By Pam Sethi, Ian Chalmers & Katrina Chiu
Navigation, or “wayfinding”, is a critical aspect of the healthcare experience, shaping the way patients, caregivers, hospital staff and visitors perceive and experience the quality of care they receive. A positive hospital interaction can leave the main users – patients – feeling supported and satisfied with their recovery, improving their trust in healthcare providers and the overall healthcare system. However, a difficult journey in an already stressful environment exacerbates the discomfort and anxiety of accessing healthcare services. The onus is on a well-planned navigation system to provide both patients and staff with adequate information and intuitive communication to get patients from place to place.
At Pivot Design Group, we set out to address this multifaceted problem at North York General Hospital (NYGH) in Toronto. Through a combination of design research, human-centered design practice, and a holistic approach to understanding patients, we explored various environmental, physical and emotional touchpoints and challenges that contribute to wayfinding obstacles. By identifying areas for further growth and opportunity, we proposed actionable and tangible design solutions to improve the patient and caregiver experience.
Over the span of a few months, researchers took a dive into collecting observational data – examining visitors’ interactions with the hospital space, and how they engaged with various directories and visual signage. We were able to observe their responses as they occurred organically, and make deductions based on verbal and non-verbal cues, such as body language and emotional signals (e.g. distress, frustration, ease). We constructed six emerging themes to frame and organize our data: visual directories, staff touchpoints, use of space, accessibility, tone and setting, and physical attributes.
Taking a holistic approach to understanding the patient, caregiver or family member experience, we also considered key pre-arrival planning and preparation activities prior to arriving at the hospital.

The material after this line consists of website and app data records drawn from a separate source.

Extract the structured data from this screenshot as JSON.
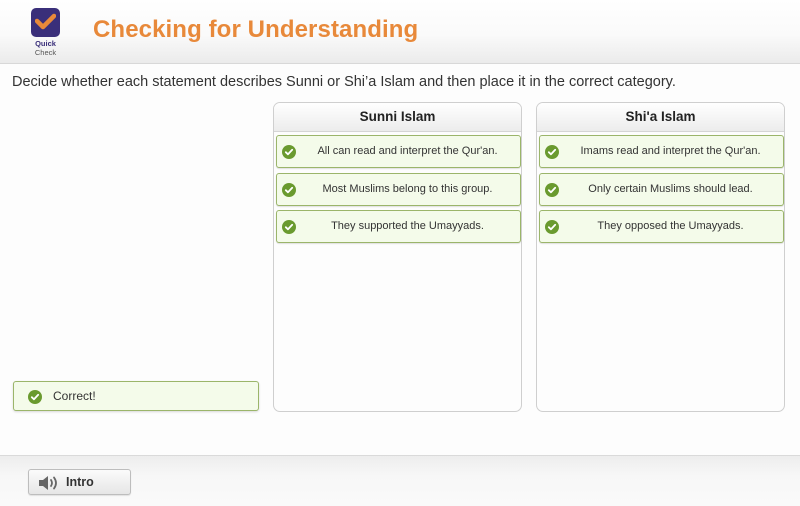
{
  "header": {
    "logo": {
      "icon": "checkmark-icon",
      "line1": "Quick",
      "line2": "Check"
    },
    "title": "Checking for Understanding"
  },
  "instructions": "Decide whether each statement describes Sunni or Shi’a Islam and then place it in the correct category.",
  "columns": [
    {
      "title": "Sunni Islam",
      "cards": [
        {
          "text": "All can read and interpret the Qur'an.",
          "status": "correct"
        },
        {
          "text": "Most Muslims belong to this group.",
          "status": "correct"
        },
        {
          "text": "They supported the Umayyads.",
          "status": "correct"
        }
      ]
    },
    {
      "title": "Shi'a Islam",
      "cards": [
        {
          "text": "Imams read and interpret the Qur'an.",
          "status": "correct"
        },
        {
          "text": "Only certain Muslims should lead.",
          "status": "correct"
        },
        {
          "text": "They opposed the Umayyads.",
          "status": "correct"
        }
      ]
    }
  ],
  "feedback": {
    "text": "Correct!",
    "icon": "check-circle-icon"
  },
  "footer": {
    "intro_label": "Intro",
    "intro_icon": "speaker-icon"
  },
  "colors": {
    "title_orange": "#e8893a",
    "logo_purple": "#3a2f7a",
    "check_green": "#6a9a2f",
    "card_bg": "#f4fbea",
    "card_border": "#9bb56a"
  }
}
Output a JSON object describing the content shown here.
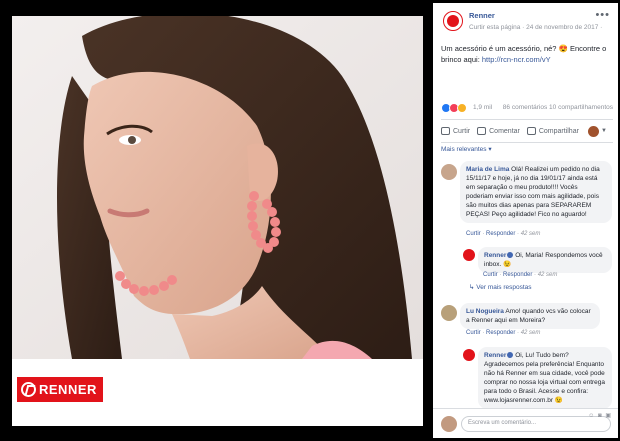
{
  "post": {
    "page_name": "Renner",
    "meta": "Curtir esta página · 24 de novembro de 2017 ·",
    "text": "Um acessório é um acessório, né? 😍 Encontre o brinco aqui: ",
    "link": "http://rcn-ncr.com/vY"
  },
  "stats": {
    "reactions": "1,9 mil",
    "comments": "86 comentários  10 compartilhamentos"
  },
  "actions": {
    "like": "Curtir",
    "comment": "Comentar",
    "share": "Compartilhar"
  },
  "sort": {
    "label": "Mais relevantes ▾"
  },
  "comments": [
    {
      "author": "Maria de Lima",
      "text": "Olá! Realizei um pedido no dia 15/11/17 e hoje, já no dia 19/01/17 ainda está em separação o meu produto!!!! Vocês poderiam enviar isso com mais agilidade, pois são muitos dias apenas para SEPARAREM PEÇAS! Peço agilidade! Fico no aguardo!",
      "meta_like": "Curtir",
      "meta_reply": "Responder",
      "meta_time": "42 sem"
    },
    {
      "author": "Renner",
      "text": "Oi, Maria! Respondemos você inbox. 😉",
      "meta_like": "Curtir",
      "meta_reply": "Responder",
      "meta_time": "42 sem"
    },
    {
      "author": "Lu Nogueira",
      "text": "Amo! quando vcs vão colocar a Renner aqui em Moreira?",
      "meta_like": "Curtir",
      "meta_reply": "Responder",
      "meta_time": "42 sem"
    },
    {
      "author": "Renner",
      "text": "Oi, Lu! Tudo bem? Agradecemos pela preferência! Enquanto não há Renner em sua cidade, você pode comprar no nossa loja virtual com entrega para todo o Brasil. Acesse e confira: www.lojasrenner.com.br 😉",
      "meta_like": "Curtir",
      "meta_reply": "Responder",
      "meta_time": "42 sem"
    }
  ],
  "replies_link": "↳ Ver mais respostas",
  "composer": {
    "placeholder": "Escreva um comentário..."
  },
  "brand": {
    "logo_text": "RENNER"
  },
  "colors": {
    "brand_red": "#e2131a",
    "link_blue": "#385898"
  }
}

This challenged researchers to conceptualize wayfinding problems beyond the normal scope of research. The team layered additional data to the exploration by including interviews with staff volunteers, which allowed us to better understand their experiences and challenges. In their interviews, staff volunteers noted the most common pain points and areas of concern based on their direct interactions with patients and visitors (e.g. inconsistent language of medical terminology, hallways with no directions), most of which confirmed our previous observational findings.
Our approach is unique in that human-centered design requires a thorough deliberation of the patient’s journey from start to finish. In the context of a hospital, what did the patient undergo prior to their arrival that would warrant for extra guidance or reassurance? What are they most likely to pay attention to? Is the visitor satisfied with the overall experience? This higher-level abstraction was challenging, but also pushed our thinking to take notice of pain points that would have otherwise gone unnoticed. Accessibility was a stand-out theme amongst the observation sites – NYGH’s community makes up a broad range of demographics and come from varied racial, ethnic, and socio-economic backgrounds; the hospital’s signage should be tailored to a diverse community, particularly for those unfamiliar with medical environments and terminology.
When reviewing our findings, we were able to distinguish between short-term and long-term implementation for proposed solutions. Simple interactions in key areas, like noticing patients often approaching staff or other visitors asking for the time, pointed to what could be accomplished with incremental, quick changes to the physical space. Adding clocks in key high-traffic areas is an example of a simple and cost-effective solution to help alleviate the anxiety of waiting and time-related pressures experienced by visitors.
We also proposed long-term solutions. For example, for high congestion in key entrances with overwhelming and unclear signage, we considered the option to implement an onsite, a digital interface directory or other tools such as a virtual concierge desk that could be widely used wayfinding resource. This long-term solution could act as a first point of reference upon entry, and provide general wayfinding support for the rest of the visitor’s journey. Without centering around the patient’s hospital journey using a design lens, these small-scale but significant nuances would likely have been missed.
The wayfinding initiative shows the importance of conducting informed design research to find diverse solutions that cater specifically to patients’ feelings, needs and experiences. By applying empathy and taking a patient-centered approach, we were able to develop unbiased and objective forward-thinking suggestions and future measures that will benefit the patients, visitors, and caregivers of NYGH throughout their hospital system journey. Although just a first step in the process, Pivot Design Group hopes to continue our contributions in piloting a few of the practical recommendations that emerged from the original initiative, bearing in mind the critical intersection of healthcare systems and human-centered design.